>>>

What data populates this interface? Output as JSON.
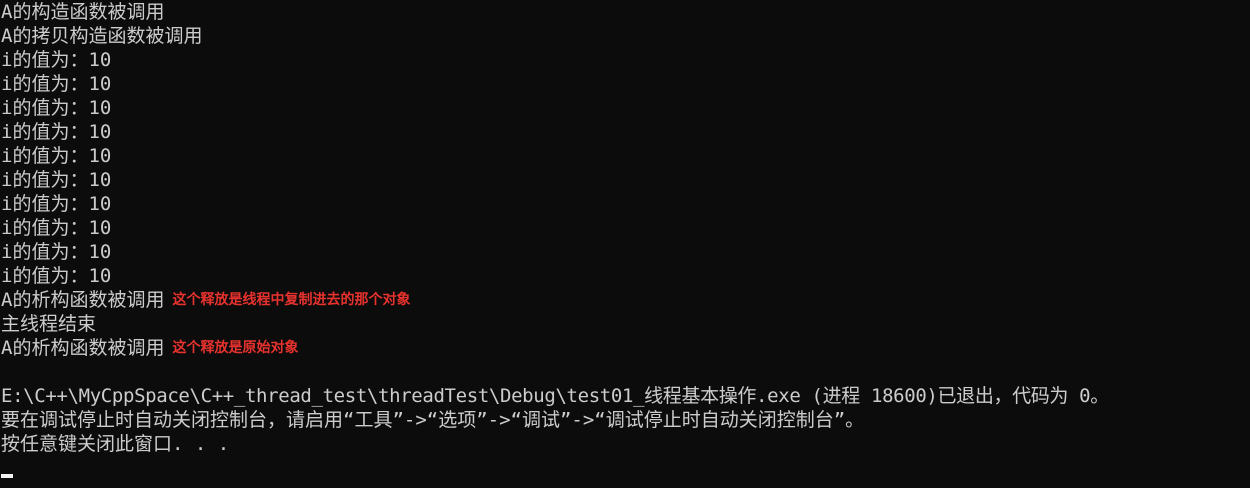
{
  "console": {
    "lines": [
      "A的构造函数被调用",
      "A的拷贝构造函数被调用",
      "i的值为：10",
      "i的值为：10",
      "i的值为：10",
      "i的值为：10",
      "i的值为：10",
      "i的值为：10",
      "i的值为：10",
      "i的值为：10",
      "i的值为：10",
      "i的值为：10",
      "A的析构函数被调用",
      "主线程结束",
      "A的析构函数被调用",
      "",
      "E:\\C++\\MyCppSpace\\C++_thread_test\\threadTest\\Debug\\test01_线程基本操作.exe (进程 18600)已退出，代码为 0。",
      "要在调试停止时自动关闭控制台，请启用“工具”->“选项”->“调试”->“调试停止时自动关闭控制台”。",
      "按任意键关闭此窗口. . ."
    ],
    "annotations": {
      "copy_release": "这个释放是线程中复制进去的那个对象",
      "original_release": "这个释放是原始对象"
    }
  },
  "colors": {
    "background": "#0c0c0c",
    "text": "#cccccc",
    "annotation": "#e8322e",
    "cursor": "#f2f2f2"
  }
}
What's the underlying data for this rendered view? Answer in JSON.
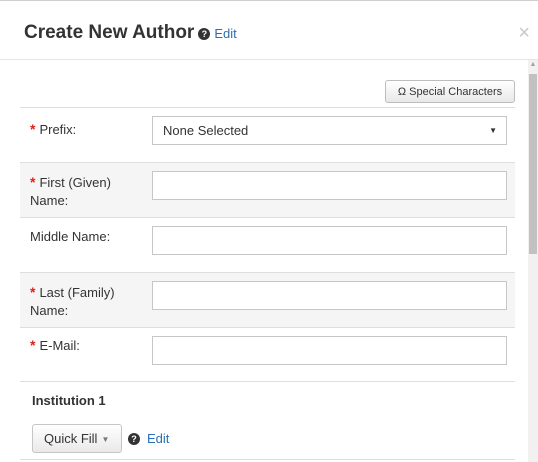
{
  "header": {
    "title": "Create New Author",
    "help_icon": "?",
    "edit_label": "Edit",
    "close_label": "×"
  },
  "toolbar": {
    "special_characters": "Ω Special Characters"
  },
  "fields": {
    "prefix": {
      "label": "Prefix:",
      "required_mark": "*",
      "selected": "None Selected",
      "caret": "▼"
    },
    "first_name": {
      "label_line1": "First (Given)",
      "label_line2": "Name:",
      "required_mark": "*",
      "value": ""
    },
    "middle_name": {
      "label": "Middle Name:",
      "value": ""
    },
    "last_name": {
      "label_line1": "Last (Family)",
      "label_line2": "Name:",
      "required_mark": "*",
      "value": ""
    },
    "email": {
      "label": "E-Mail:",
      "required_mark": "*",
      "value": ""
    }
  },
  "institution": {
    "title": "Institution 1",
    "quick_fill_label": "Quick Fill",
    "quick_fill_caret": "▼",
    "help_icon": "?",
    "edit_label": "Edit"
  },
  "scrollbar": {
    "up_arrow": "▲"
  }
}
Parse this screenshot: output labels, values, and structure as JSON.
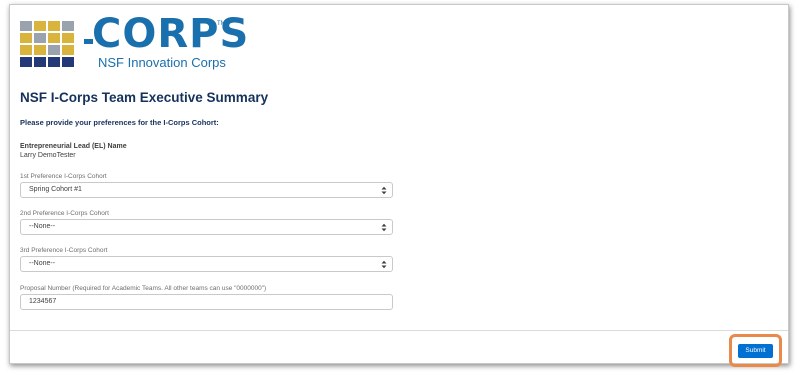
{
  "logo": {
    "word": "CORPS",
    "subtitle": "NSF Innovation Corps",
    "trademark": "TM",
    "colors": {
      "blue": "#1a6fad",
      "gold": "#d8b43c",
      "gray": "#9aa3ad",
      "navy": "#243a78"
    }
  },
  "page": {
    "title": "NSF I-Corps Team Executive Summary",
    "subtitle": "Please provide your preferences for the I-Corps Cohort:"
  },
  "entrepreneurial_lead": {
    "label": "Entrepreneurial Lead (EL) Name",
    "value": "Larry DemoTester"
  },
  "fields": {
    "pref1": {
      "label": "1st Preference I-Corps Cohort",
      "value": "Spring Cohort #1"
    },
    "pref2": {
      "label": "2nd Preference I-Corps Cohort",
      "value": "--None--"
    },
    "pref3": {
      "label": "3rd Preference I-Corps Cohort",
      "value": "--None--"
    },
    "proposal": {
      "label": "Proposal Number (Required for Academic Teams. All other teams can use \"0000000\")",
      "value": "1234567"
    }
  },
  "actions": {
    "submit_label": "Submit"
  },
  "colors": {
    "accent": "#0070d2",
    "highlight": "#e98a4b",
    "title": "#16325c"
  }
}
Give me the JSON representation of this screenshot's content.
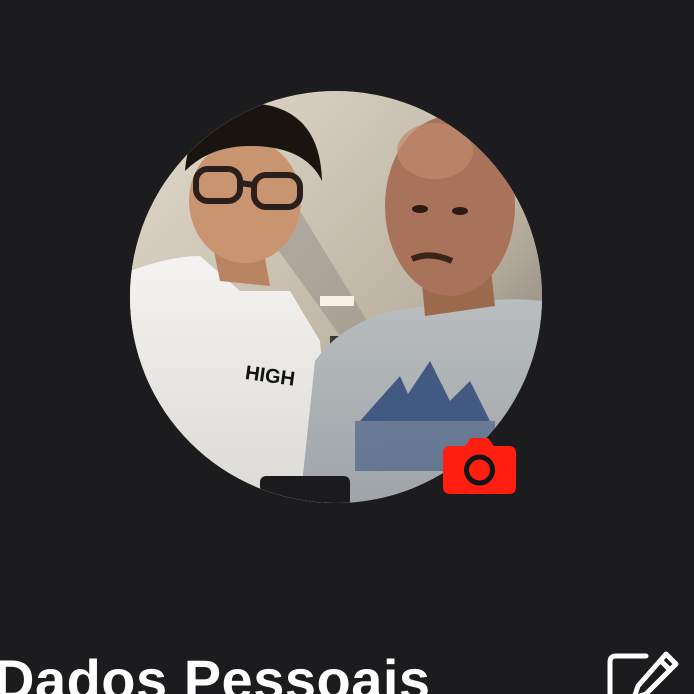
{
  "profile": {
    "photo_description": "profile-photo",
    "camera_badge_icon": "camera-icon",
    "accent_color": "#ff1e10"
  },
  "section": {
    "title": "Dados Pessoais",
    "edit_icon": "edit-icon"
  },
  "theme": {
    "background": "#1c1c1e",
    "text": "#ffffff"
  }
}
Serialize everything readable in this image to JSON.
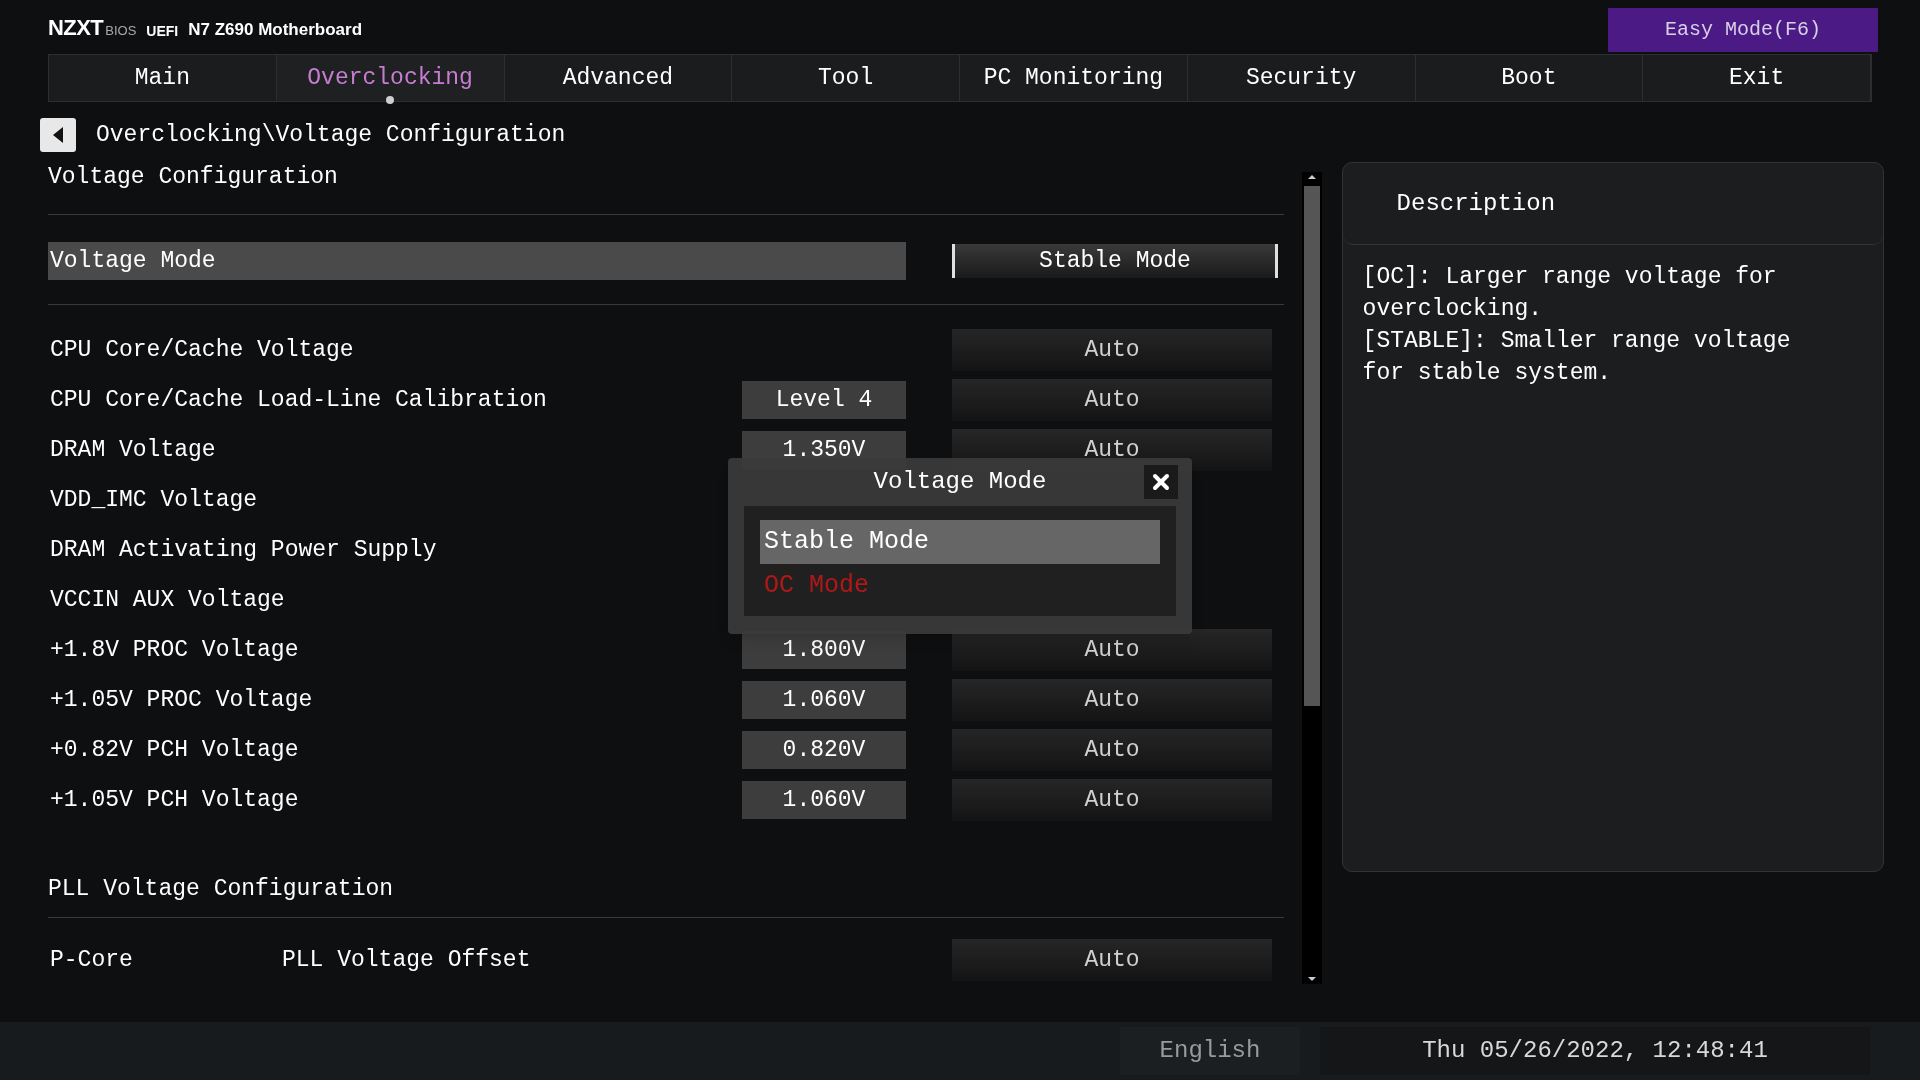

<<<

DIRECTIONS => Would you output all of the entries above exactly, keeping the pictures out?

EXERCISE RESULT =>
What data populates this interface? Output as JSON.
{
  "console": {
    "lines": [
      "A的构造函数被调用",
      "A的拷贝构造函数被调用",
      "i的值为：10",
      "i的值为：10",
      "i的值为：10",
      "i的值为：10",
      "i的值为：10",
      "i的值为：10",
      "i的值为：10",
      "i的值为：10",
      "i的值为：10",
      "i的值为：10",
      "A的析构函数被调用",
      "主线程结束",
      "A的析构函数被调用",
      "",
      "E:\\C++\\MyCppSpace\\C++_thread_test\\threadTest\\Debug\\test01_线程基本操作.exe (进程 18600)已退出，代码为 0。",
      "要在调试停止时自动关闭控制台，请启用“工具”->“选项”->“调试”->“调试停止时自动关闭控制台”。",
      "按任意键关闭此窗口. . ."
    ],
    "annotations": {
      "copy_release": "这个释放是线程中复制进去的那个对象",
      "original_release": "这个释放是原始对象"
    }
  },
  "colors": {
    "background": "#0c0c0c",
    "text": "#cccccc",
    "annotation": "#e8322e",
    "cursor": "#f2f2f2"
  }
}
What's the underlying data for this rendered view? Answer in JSON.
{
  "header": {
    "title": "Create New Author",
    "help_icon": "?",
    "edit_label": "Edit",
    "close_label": "×"
  },
  "toolbar": {
    "special_characters": "Ω Special Characters"
  },
  "fields": {
    "prefix": {
      "label": "Prefix:",
      "required_mark": "*",
      "selected": "None Selected",
      "caret": "▼"
    },
    "first_name": {
      "label_line1": "First (Given)",
      "label_line2": "Name:",
      "required_mark": "*",
      "value": ""
    },
    "middle_name": {
      "label": "Middle Name:",
      "value": ""
    },
    "last_name": {
      "label_line1": "Last (Family)",
      "label_line2": "Name:",
      "required_mark": "*",
      "value": ""
    },
    "email": {
      "label": "E-Mail:",
      "required_mark": "*",
      "value": ""
    }
  },
  "institution": {
    "title": "Institution 1",
    "quick_fill_label": "Quick Fill",
    "quick_fill_caret": "▼",
    "help_icon": "?",
    "edit_label": "Edit"
  },
  "scrollbar": {
    "up_arrow": "▲"
  }
}
Parse this screenshot: output labels, values, and structure as JSON.
{
  "logo": {
    "word": "CORPS",
    "subtitle": "NSF Innovation Corps",
    "trademark": "TM",
    "colors": {
      "blue": "#1a6fad",
      "gold": "#d8b43c",
      "gray": "#9aa3ad",
      "navy": "#243a78"
    }
  },
  "page": {
    "title": "NSF I-Corps Team Executive Summary",
    "subtitle": "Please provide your preferences for the I-Corps Cohort:"
  },
  "entrepreneurial_lead": {
    "label": "Entrepreneurial Lead (EL) Name",
    "value": "Larry DemoTester"
  },
  "fields": {
    "pref1": {
      "label": "1st Preference I-Corps Cohort",
      "value": "Spring Cohort #1"
    },
    "pref2": {
      "label": "2nd Preference I-Corps Cohort",
      "value": "--None--"
    },
    "pref3": {
      "label": "3rd Preference I-Corps Cohort",
      "value": "--None--"
    },
    "proposal": {
      "label": "Proposal Number (Required for Academic Teams. All other teams can use \"0000000\")",
      "value": "1234567"
    }
  },
  "actions": {
    "submit_label": "Submit"
  },
  "colors": {
    "accent": "#0070d2",
    "highlight": "#e98a4b",
    "title": "#16325c"
  }
}
Give me the JSON representation of this screenshot's content.
{
  "profile": {
    "photo_description": "profile-photo",
    "camera_badge_icon": "camera-icon",
    "accent_color": "#ff1e10"
  },
  "section": {
    "title": "Dados Pessoais",
    "edit_icon": "edit-icon"
  },
  "theme": {
    "background": "#1c1c1e",
    "text": "#ffffff"
  }
}
Serialize everything readable in this image to JSON.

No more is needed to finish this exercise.